** Action item **
Word for word, output the data that follows.

** Web page and app entries **

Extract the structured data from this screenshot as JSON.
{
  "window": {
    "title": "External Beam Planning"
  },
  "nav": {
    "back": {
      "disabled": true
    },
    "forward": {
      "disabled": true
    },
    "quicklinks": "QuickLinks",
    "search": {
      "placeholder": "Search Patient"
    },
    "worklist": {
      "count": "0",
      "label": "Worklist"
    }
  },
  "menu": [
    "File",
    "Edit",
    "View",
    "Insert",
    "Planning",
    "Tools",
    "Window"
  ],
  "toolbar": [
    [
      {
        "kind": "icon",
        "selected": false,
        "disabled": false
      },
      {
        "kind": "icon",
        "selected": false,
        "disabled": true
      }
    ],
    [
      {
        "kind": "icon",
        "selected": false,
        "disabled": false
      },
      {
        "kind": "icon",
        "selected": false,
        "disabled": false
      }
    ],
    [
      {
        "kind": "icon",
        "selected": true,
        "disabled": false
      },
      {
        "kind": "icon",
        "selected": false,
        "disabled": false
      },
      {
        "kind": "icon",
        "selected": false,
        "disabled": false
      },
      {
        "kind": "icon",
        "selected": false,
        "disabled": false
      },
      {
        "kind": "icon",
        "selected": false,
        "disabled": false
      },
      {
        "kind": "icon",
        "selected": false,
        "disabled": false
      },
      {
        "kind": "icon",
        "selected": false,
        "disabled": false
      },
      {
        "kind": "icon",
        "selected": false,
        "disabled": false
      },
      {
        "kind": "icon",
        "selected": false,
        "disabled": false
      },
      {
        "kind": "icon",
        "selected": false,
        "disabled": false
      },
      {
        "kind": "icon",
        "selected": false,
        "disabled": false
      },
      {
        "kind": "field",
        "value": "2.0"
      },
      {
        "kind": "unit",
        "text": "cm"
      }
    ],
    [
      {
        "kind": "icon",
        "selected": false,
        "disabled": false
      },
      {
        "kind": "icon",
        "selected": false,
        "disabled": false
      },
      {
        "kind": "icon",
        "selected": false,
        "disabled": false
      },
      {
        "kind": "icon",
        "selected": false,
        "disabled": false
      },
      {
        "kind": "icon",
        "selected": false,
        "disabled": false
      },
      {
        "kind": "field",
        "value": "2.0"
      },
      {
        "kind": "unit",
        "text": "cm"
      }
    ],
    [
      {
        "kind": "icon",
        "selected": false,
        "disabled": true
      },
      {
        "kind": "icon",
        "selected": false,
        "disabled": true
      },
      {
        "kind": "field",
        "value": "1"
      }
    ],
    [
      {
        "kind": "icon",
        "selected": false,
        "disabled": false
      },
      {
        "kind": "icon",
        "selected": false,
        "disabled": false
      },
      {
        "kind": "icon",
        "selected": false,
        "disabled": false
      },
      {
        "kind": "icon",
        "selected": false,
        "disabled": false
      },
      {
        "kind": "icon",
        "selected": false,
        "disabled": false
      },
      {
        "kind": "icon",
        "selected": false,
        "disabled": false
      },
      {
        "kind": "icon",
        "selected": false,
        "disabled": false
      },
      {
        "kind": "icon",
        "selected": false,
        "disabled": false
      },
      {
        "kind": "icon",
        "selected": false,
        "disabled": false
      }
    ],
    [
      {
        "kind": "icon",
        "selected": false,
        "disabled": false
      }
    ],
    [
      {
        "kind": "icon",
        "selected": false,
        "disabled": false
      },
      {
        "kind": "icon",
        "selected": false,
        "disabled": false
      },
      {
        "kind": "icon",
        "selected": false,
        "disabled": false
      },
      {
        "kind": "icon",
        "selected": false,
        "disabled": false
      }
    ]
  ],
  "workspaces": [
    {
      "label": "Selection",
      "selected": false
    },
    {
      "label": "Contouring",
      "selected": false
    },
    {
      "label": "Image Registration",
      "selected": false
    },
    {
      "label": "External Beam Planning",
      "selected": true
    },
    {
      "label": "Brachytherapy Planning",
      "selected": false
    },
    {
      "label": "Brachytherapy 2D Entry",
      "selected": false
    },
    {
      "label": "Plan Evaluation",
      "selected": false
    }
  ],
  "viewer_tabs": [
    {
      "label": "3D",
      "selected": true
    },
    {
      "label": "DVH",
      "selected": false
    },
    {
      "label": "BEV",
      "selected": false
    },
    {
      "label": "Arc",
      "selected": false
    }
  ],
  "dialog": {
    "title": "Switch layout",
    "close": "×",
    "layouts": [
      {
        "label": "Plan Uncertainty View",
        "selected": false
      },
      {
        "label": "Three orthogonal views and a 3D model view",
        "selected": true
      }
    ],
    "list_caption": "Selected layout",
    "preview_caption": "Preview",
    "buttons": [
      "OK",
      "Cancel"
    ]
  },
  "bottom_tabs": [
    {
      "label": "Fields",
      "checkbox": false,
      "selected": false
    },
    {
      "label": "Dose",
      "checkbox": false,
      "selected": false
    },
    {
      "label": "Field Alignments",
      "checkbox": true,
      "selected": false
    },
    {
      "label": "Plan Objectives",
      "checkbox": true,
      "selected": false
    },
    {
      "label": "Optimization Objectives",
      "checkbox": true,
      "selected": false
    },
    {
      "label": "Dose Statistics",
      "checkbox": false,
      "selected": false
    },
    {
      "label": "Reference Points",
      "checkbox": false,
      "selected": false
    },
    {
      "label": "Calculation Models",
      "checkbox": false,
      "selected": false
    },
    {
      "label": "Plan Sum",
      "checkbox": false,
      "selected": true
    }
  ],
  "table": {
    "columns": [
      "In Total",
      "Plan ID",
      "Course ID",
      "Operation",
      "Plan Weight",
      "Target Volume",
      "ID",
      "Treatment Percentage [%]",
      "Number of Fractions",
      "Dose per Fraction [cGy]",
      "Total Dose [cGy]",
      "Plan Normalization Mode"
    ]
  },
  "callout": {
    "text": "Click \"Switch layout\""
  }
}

** Task answer **
Extract the structured data from this screenshot as JSON.
{
  "window": {
    "title": "External Beam Planning"
  },
  "nav": {
    "back": {
      "disabled": true
    },
    "forward": {
      "disabled": true
    },
    "quicklinks": "QuickLinks",
    "search": {
      "placeholder": "Search Patient"
    },
    "worklist": {
      "count": "0",
      "label": "Worklist"
    }
  },
  "menu": [
    "File",
    "Edit",
    "View",
    "Insert",
    "Planning",
    "Tools",
    "Window"
  ],
  "toolbar": [
    [
      {
        "kind": "icon",
        "selected": false,
        "disabled": false
      },
      {
        "kind": "icon",
        "selected": false,
        "disabled": true
      }
    ],
    [
      {
        "kind": "icon",
        "selected": false,
        "disabled": false
      },
      {
        "kind": "icon",
        "selected": false,
        "disabled": false
      }
    ],
    [
      {
        "kind": "icon",
        "selected": true,
        "disabled": false
      },
      {
        "kind": "icon",
        "selected": false,
        "disabled": false
      },
      {
        "kind": "icon",
        "selected": false,
        "disabled": false
      },
      {
        "kind": "icon",
        "selected": false,
        "disabled": false
      },
      {
        "kind": "icon",
        "selected": false,
        "disabled": false
      },
      {
        "kind": "icon",
        "selected": false,
        "disabled": false
      },
      {
        "kind": "icon",
        "selected": false,
        "disabled": false
      },
      {
        "kind": "icon",
        "selected": false,
        "disabled": false
      },
      {
        "kind": "icon",
        "selected": false,
        "disabled": false
      },
      {
        "kind": "icon",
        "selected": false,
        "disabled": false
      },
      {
        "kind": "icon",
        "selected": false,
        "disabled": false
      },
      {
        "kind": "field",
        "value": "2.0"
      },
      {
        "kind": "unit",
        "text": "cm"
      }
    ],
    [
      {
        "kind": "icon",
        "selected": false,
        "disabled": false
      },
      {
        "kind": "icon",
        "selected": false,
        "disabled": false
      },
      {
        "kind": "icon",
        "selected": false,
        "disabled": false
      },
      {
        "kind": "icon",
        "selected": false,
        "disabled": false
      },
      {
        "kind": "icon",
        "selected": false,
        "disabled": false
      },
      {
        "kind": "field",
        "value": "2.0"
      },
      {
        "kind": "unit",
        "text": "cm"
      }
    ],
    [
      {
        "kind": "icon",
        "selected": false,
        "disabled": true
      },
      {
        "kind": "icon",
        "selected": false,
        "disabled": true
      },
      {
        "kind": "field",
        "value": "1"
      }
    ],
    [
      {
        "kind": "icon",
        "selected": false,
        "disabled": false
      },
      {
        "kind": "icon",
        "selected": false,
        "disabled": false
      },
      {
        "kind": "icon",
        "selected": false,
        "disabled": false
      },
      {
        "kind": "icon",
        "selected": false,
        "disabled": false
      },
      {
        "kind": "icon",
        "selected": false,
        "disabled": false
      },
      {
        "kind": "icon",
        "selected": false,
        "disabled": false
      },
      {
        "kind": "icon",
        "selected": false,
        "disabled": false
      },
      {
        "kind": "icon",
        "selected": false,
        "disabled": false
      },
      {
        "kind": "icon",
        "selected": false,
        "disabled": false
      }
    ],
    [
      {
        "kind": "icon",
        "selected": false,
        "disabled": false
      }
    ],
    [
      {
        "kind": "icon",
        "selected": false,
        "disabled": false
      },
      {
        "kind": "icon",
        "selected": false,
        "disabled": false
      },
      {
        "kind": "icon",
        "selected": false,
        "disabled": false
      },
      {
        "kind": "icon",
        "selected": false,
        "disabled": false
      }
    ]
  ],
  "workspaces": [
    {
      "label": "Selection",
      "selected": false
    },
    {
      "label": "Contouring",
      "selected": false
    },
    {
      "label": "Image Registration",
      "selected": false
    },
    {
      "label": "External Beam Planning",
      "selected": true
    },
    {
      "label": "Brachytherapy Planning",
      "selected": false
    },
    {
      "label": "Brachytherapy 2D Entry",
      "selected": false
    },
    {
      "label": "Plan Evaluation",
      "selected": false
    }
  ],
  "viewer_tabs": [
    {
      "label": "3D",
      "selected": true
    },
    {
      "label": "DVH",
      "selected": false
    },
    {
      "label": "BEV",
      "selected": false
    },
    {
      "label": "Arc",
      "selected": false
    }
  ],
  "dialog": {
    "title": "Switch layout",
    "close": "×",
    "layouts": [
      {
        "label": "Plan Uncertainty View",
        "selected": false
      },
      {
        "label": "Three orthogonal views and a 3D model view",
        "selected": true
      }
    ],
    "list_caption": "Selected layout",
    "preview_caption": "Preview",
    "buttons": [
      "OK",
      "Cancel"
    ]
  },
  "bottom_tabs": [
    {
      "label": "Fields",
      "checkbox": false,
      "selected": false
    },
    {
      "label": "Dose",
      "checkbox": false,
      "selected": false
    },
    {
      "label": "Field Alignments",
      "checkbox": true,
      "selected": false
    },
    {
      "label": "Plan Objectives",
      "checkbox": true,
      "selected": false
    },
    {
      "label": "Optimization Objectives",
      "checkbox": true,
      "selected": false
    },
    {
      "label": "Dose Statistics",
      "checkbox": false,
      "selected": false
    },
    {
      "label": "Reference Points",
      "checkbox": false,
      "selected": false
    },
    {
      "label": "Calculation Models",
      "checkbox": false,
      "selected": false
    },
    {
      "label": "Plan Sum",
      "checkbox": false,
      "selected": true
    }
  ],
  "table": {
    "columns": [
      "In Total",
      "Plan ID",
      "Course ID",
      "Operation",
      "Plan Weight",
      "Target Volume",
      "ID",
      "Treatment Percentage [%]",
      "Number of Fractions",
      "Dose per Fraction [cGy]",
      "Total Dose [cGy]",
      "Plan Normalization Mode"
    ]
  },
  "callout": {
    "text": "Click \"Switch layout\""
  }
}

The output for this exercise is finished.